• TASK REQUIREMENTS:
Only lines that contain the word "Компанія" are to be returned from the data below.
:::::
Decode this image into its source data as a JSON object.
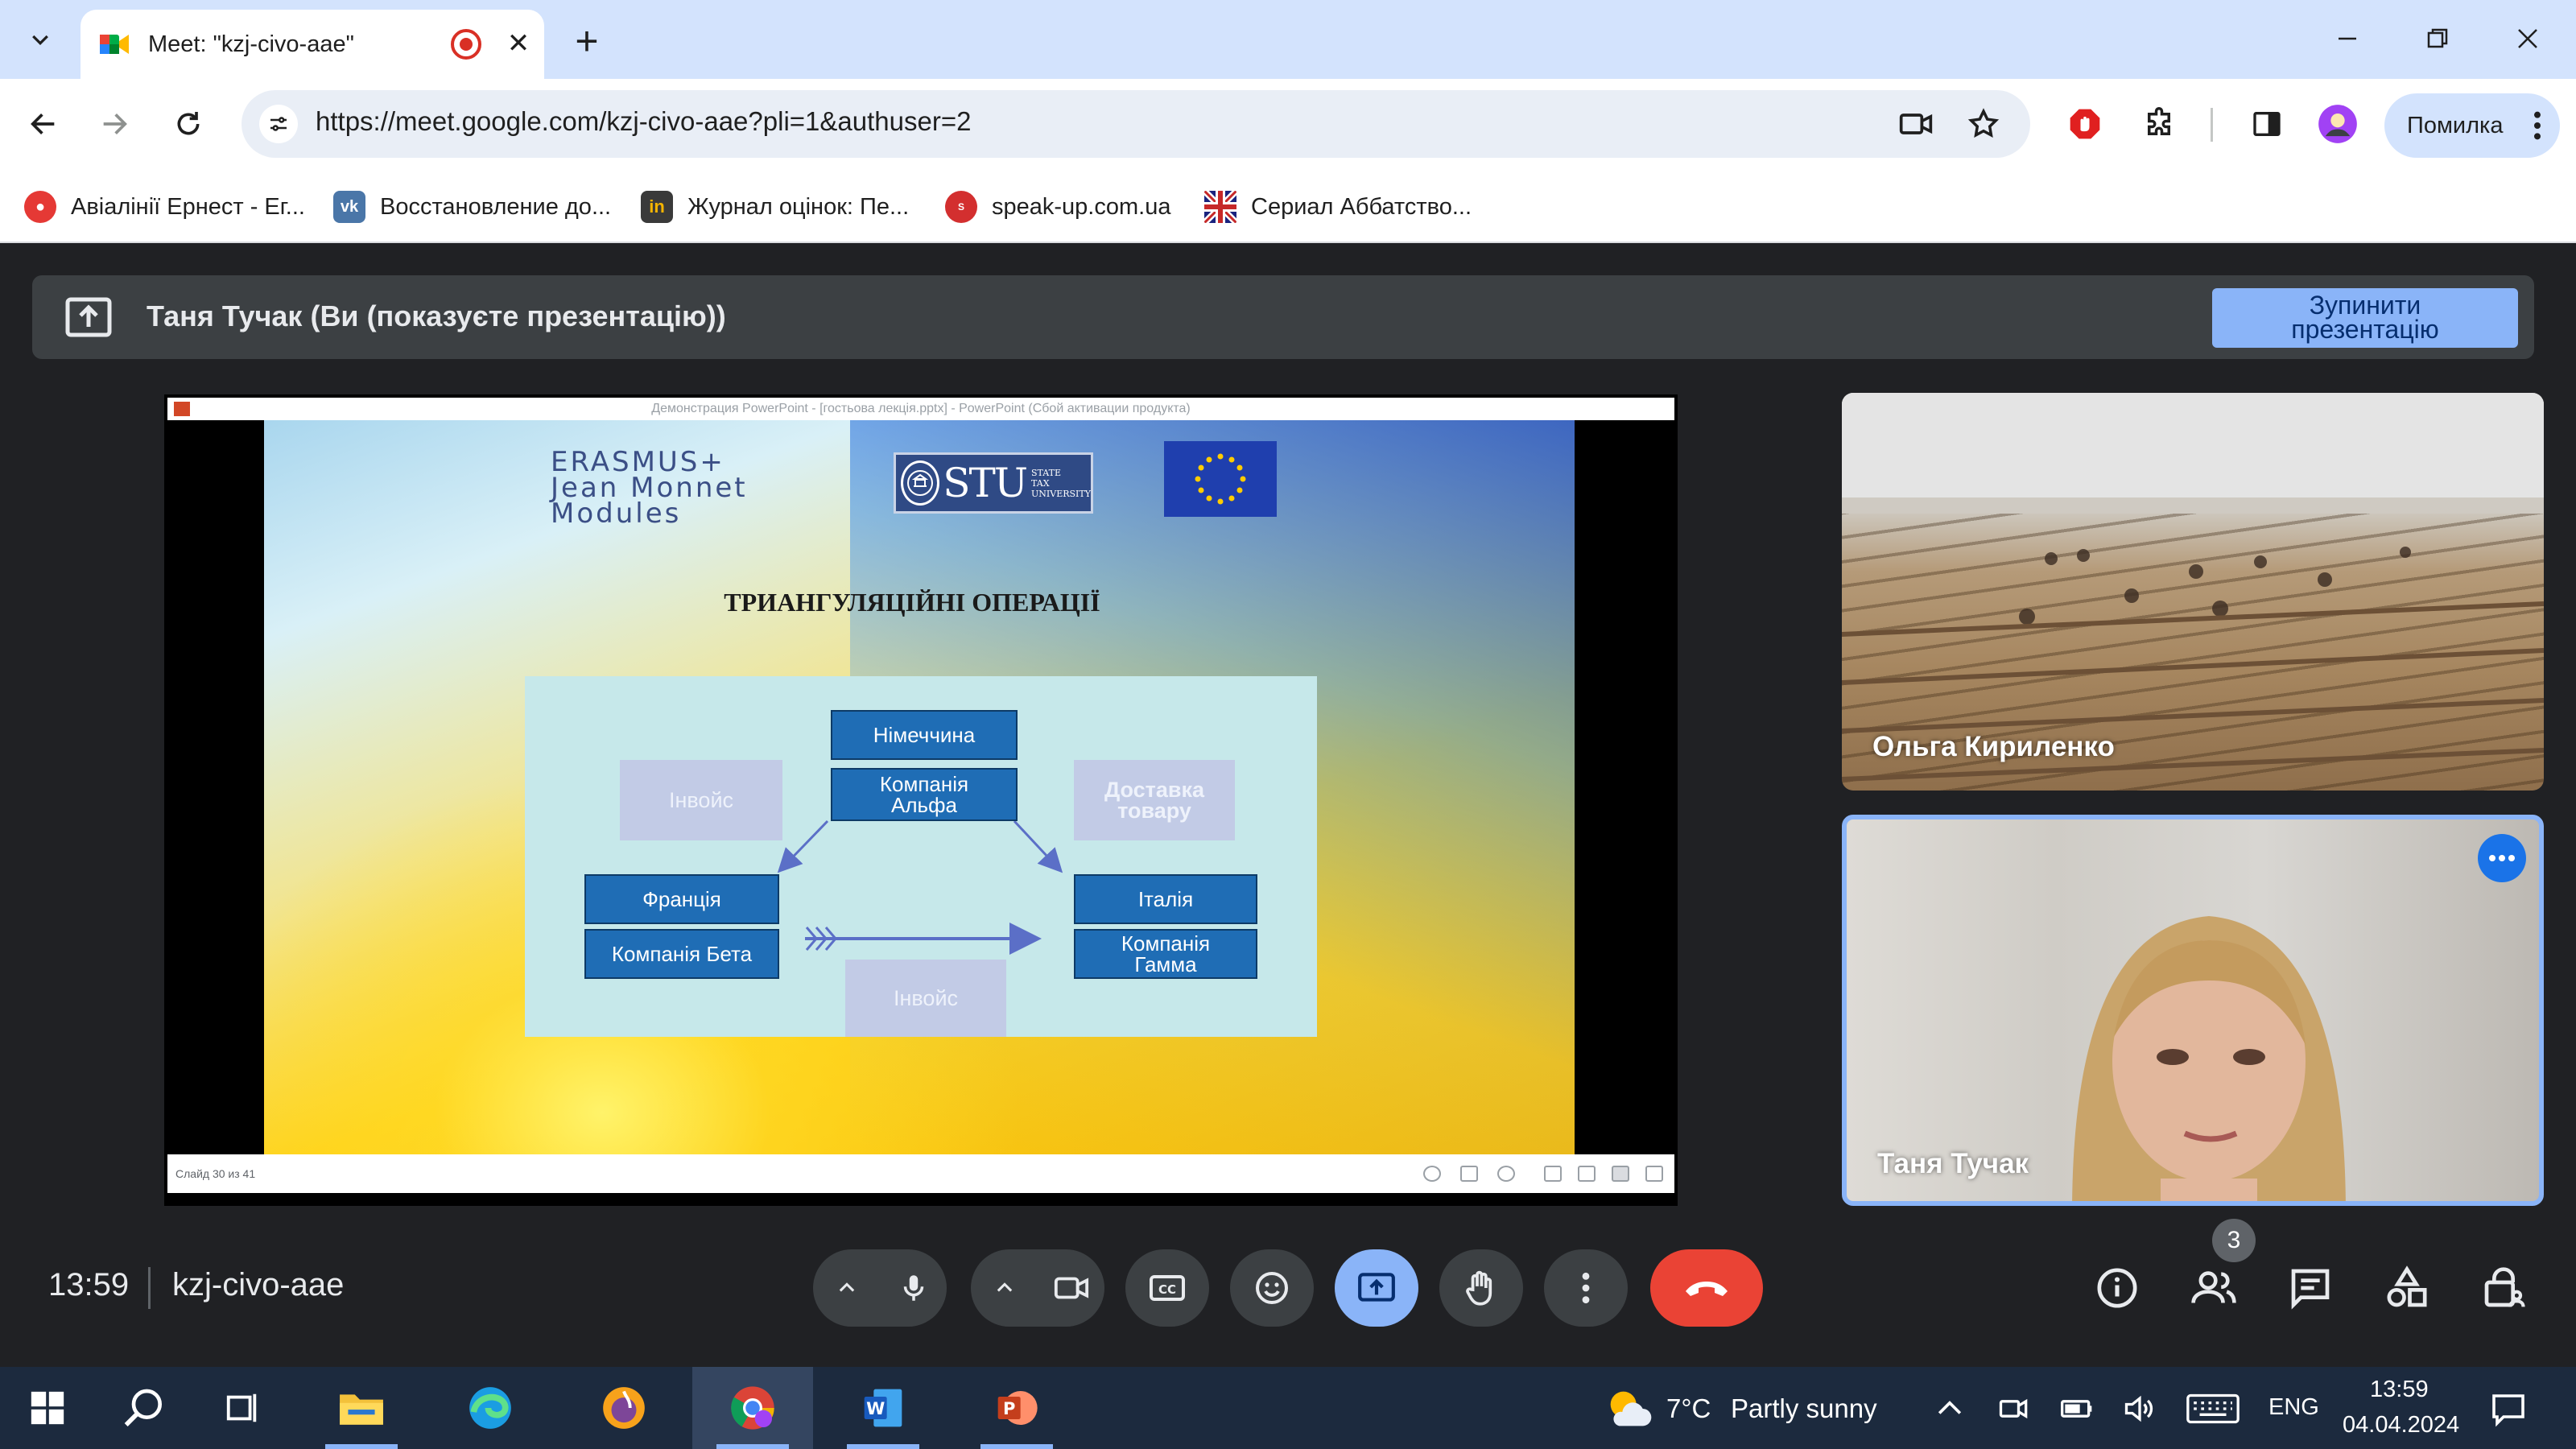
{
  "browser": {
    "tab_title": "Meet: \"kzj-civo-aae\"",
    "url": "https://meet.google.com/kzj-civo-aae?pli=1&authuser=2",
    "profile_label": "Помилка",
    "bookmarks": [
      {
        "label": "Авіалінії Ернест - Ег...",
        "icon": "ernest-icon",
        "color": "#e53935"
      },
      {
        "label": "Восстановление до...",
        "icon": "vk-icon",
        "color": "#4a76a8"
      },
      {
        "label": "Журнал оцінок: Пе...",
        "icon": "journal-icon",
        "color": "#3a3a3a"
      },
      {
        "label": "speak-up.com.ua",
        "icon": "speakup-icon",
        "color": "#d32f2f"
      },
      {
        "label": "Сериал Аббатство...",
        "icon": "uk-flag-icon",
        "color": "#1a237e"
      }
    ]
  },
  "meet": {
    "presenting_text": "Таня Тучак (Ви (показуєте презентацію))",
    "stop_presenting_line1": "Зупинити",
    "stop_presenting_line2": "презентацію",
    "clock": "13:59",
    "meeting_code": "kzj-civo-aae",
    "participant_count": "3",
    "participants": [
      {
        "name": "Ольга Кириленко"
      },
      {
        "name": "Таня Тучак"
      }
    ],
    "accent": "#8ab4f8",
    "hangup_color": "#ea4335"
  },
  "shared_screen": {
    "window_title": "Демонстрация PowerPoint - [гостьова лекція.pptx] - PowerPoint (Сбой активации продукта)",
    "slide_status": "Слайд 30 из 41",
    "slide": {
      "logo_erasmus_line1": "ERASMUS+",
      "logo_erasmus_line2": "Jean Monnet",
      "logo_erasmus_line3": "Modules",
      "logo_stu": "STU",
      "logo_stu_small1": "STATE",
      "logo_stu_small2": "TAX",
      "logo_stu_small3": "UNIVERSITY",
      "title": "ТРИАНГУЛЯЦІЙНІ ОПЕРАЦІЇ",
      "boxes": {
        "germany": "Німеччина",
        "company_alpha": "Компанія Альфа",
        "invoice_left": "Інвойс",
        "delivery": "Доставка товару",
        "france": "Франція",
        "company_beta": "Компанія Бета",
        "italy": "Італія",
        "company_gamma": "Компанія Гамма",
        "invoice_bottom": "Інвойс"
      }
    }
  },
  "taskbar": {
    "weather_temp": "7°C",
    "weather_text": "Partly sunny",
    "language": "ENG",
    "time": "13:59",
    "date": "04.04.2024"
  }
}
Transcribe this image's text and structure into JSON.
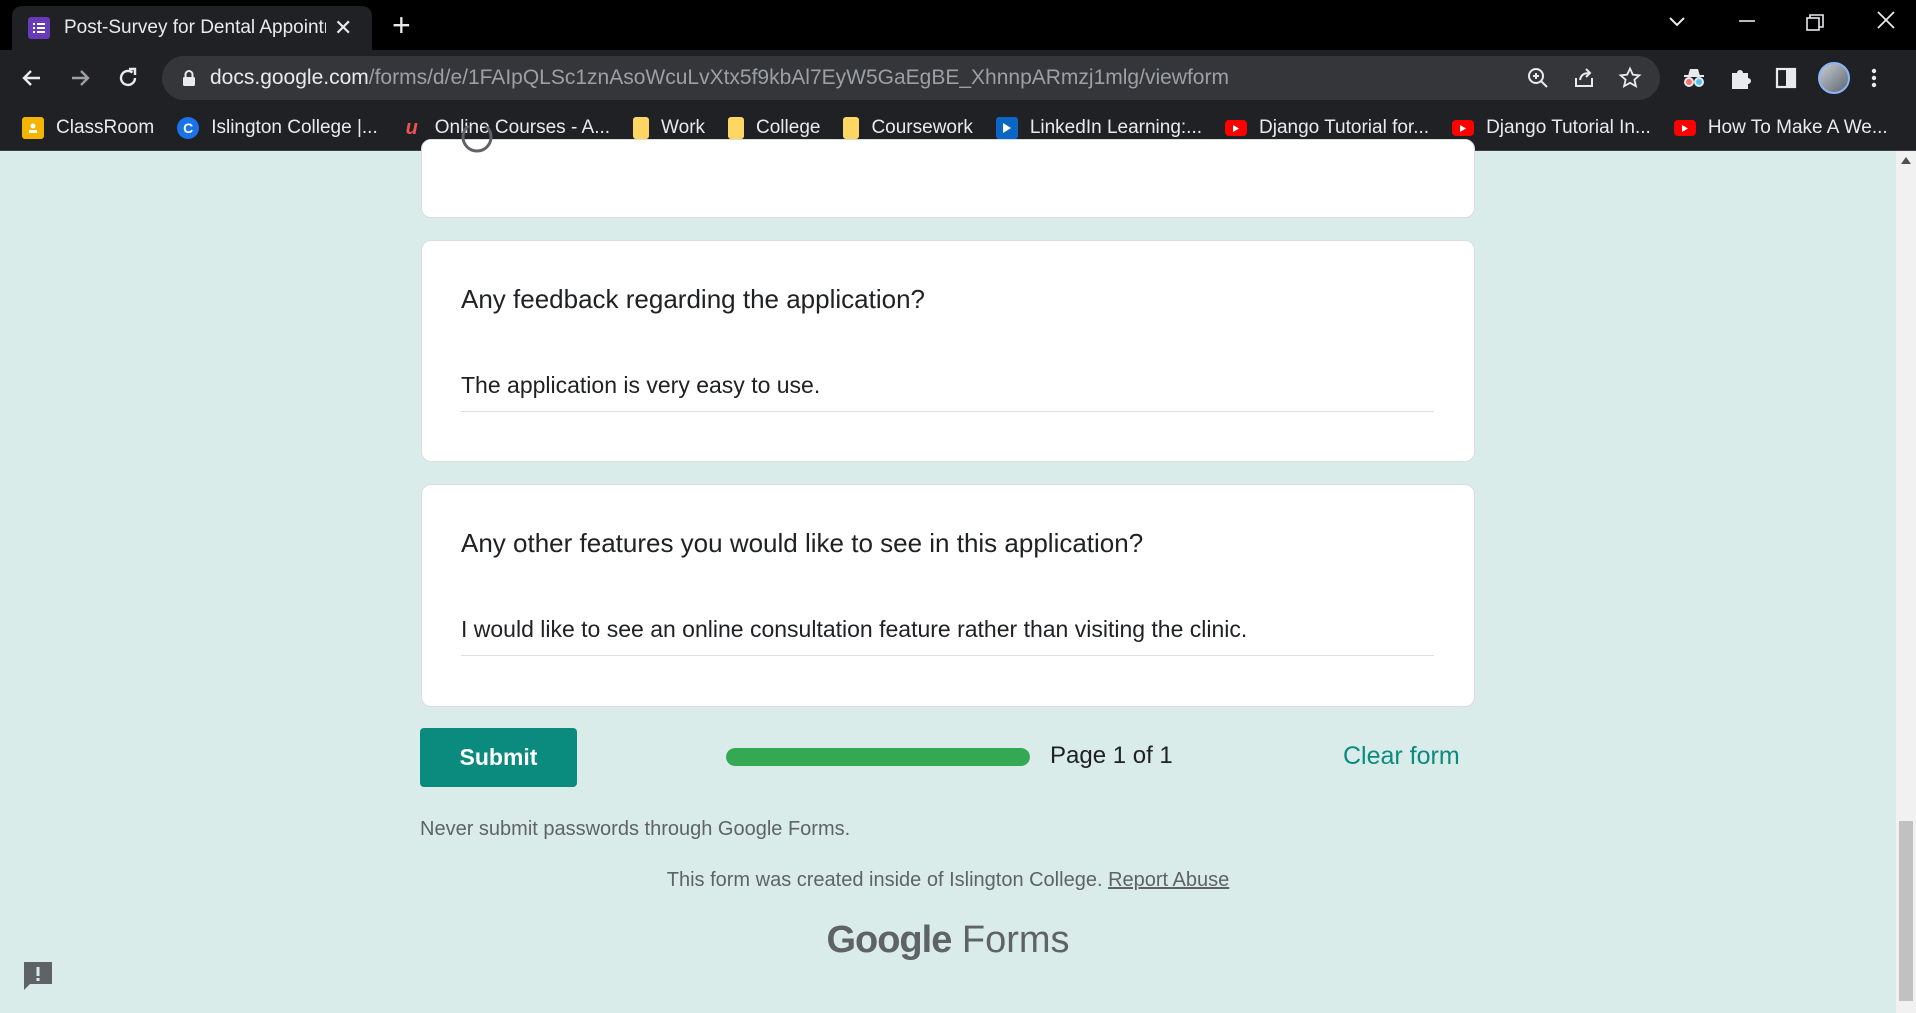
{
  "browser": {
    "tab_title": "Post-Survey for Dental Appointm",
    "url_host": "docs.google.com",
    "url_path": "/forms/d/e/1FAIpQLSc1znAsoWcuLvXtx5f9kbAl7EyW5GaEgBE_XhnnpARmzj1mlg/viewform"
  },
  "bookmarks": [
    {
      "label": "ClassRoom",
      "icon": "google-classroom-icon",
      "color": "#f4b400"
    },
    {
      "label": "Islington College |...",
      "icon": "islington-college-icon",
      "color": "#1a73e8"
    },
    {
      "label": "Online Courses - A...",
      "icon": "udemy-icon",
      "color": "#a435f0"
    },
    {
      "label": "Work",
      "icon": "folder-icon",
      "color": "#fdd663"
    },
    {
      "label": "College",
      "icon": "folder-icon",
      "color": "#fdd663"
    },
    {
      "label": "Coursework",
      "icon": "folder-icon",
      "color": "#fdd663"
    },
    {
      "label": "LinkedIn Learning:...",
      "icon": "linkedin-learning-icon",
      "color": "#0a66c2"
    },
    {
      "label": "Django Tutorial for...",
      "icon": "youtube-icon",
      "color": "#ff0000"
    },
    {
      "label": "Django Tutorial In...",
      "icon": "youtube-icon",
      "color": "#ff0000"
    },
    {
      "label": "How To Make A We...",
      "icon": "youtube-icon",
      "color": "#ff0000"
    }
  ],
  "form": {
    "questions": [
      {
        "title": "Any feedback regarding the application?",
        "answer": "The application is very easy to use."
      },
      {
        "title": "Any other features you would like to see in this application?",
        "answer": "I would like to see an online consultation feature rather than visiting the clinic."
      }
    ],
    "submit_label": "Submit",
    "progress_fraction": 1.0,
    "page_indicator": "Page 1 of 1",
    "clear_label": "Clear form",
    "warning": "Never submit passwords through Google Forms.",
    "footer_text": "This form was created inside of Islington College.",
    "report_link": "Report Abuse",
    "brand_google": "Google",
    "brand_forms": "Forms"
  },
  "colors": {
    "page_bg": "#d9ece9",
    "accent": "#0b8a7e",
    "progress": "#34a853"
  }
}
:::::
• TASK RESULT:
        "company_alpha": "Компанія Альфа",
        "company_beta": "Компанія Бета",
        "company_gamma": "Компанія Гамма",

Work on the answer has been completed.